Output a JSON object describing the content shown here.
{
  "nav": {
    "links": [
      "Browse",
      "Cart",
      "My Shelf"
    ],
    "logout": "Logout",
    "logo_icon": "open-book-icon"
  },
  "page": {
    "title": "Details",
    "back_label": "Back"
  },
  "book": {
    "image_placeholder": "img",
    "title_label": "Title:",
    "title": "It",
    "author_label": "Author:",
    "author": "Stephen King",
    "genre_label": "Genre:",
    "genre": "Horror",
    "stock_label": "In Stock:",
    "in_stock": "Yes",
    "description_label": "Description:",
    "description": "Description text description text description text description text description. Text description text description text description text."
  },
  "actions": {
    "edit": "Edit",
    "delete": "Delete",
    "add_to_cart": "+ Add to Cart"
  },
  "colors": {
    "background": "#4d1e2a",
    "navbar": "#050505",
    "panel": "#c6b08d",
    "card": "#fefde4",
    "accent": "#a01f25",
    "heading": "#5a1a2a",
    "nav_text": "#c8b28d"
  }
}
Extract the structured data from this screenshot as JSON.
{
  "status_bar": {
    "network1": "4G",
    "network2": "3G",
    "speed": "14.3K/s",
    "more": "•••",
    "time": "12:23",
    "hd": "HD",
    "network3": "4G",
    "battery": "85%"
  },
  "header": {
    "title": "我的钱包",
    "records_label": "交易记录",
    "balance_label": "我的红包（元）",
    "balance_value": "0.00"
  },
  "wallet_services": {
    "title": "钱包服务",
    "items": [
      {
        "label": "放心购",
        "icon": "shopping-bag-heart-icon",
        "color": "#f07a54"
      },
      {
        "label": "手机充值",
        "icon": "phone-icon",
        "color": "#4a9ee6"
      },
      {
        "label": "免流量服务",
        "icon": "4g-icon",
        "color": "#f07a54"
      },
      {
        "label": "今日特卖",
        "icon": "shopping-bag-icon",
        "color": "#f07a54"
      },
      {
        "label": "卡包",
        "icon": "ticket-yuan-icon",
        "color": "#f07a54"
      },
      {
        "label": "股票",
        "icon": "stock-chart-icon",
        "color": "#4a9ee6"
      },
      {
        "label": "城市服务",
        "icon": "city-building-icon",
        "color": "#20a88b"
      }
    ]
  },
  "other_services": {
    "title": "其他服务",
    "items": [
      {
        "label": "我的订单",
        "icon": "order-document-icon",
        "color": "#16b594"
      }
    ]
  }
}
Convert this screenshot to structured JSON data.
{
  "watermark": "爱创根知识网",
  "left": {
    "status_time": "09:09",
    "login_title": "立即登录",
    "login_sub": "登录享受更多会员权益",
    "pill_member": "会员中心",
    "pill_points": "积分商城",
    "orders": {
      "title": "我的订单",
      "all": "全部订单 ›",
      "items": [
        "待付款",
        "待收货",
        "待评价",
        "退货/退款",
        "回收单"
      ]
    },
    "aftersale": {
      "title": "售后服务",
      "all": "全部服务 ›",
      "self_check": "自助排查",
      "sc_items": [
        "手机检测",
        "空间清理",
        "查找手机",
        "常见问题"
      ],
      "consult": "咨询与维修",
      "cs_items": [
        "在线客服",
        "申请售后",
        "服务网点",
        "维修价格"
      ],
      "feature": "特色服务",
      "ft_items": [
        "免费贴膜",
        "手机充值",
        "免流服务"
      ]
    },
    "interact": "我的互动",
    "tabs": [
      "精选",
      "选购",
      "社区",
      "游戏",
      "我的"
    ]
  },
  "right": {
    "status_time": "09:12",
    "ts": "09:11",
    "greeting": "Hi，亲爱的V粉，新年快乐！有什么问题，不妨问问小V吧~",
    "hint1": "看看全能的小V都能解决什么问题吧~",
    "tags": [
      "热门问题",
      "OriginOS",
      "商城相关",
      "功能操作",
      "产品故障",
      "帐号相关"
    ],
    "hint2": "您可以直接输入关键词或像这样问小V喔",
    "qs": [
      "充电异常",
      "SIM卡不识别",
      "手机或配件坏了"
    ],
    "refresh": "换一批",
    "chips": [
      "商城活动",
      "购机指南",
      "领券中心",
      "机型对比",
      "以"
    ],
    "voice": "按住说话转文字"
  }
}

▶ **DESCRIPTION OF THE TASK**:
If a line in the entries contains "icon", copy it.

▶ **PROBLEM SOLUTION**:
    "logo_icon": "open-book-icon"
        "icon": "shopping-bag-heart-icon",
        "icon": "phone-icon",
        "icon": "4g-icon",
        "icon": "shopping-bag-icon",
        "icon": "ticket-yuan-icon",
        "icon": "stock-chart-icon",
        "icon": "city-building-icon",
        "icon": "order-document-icon",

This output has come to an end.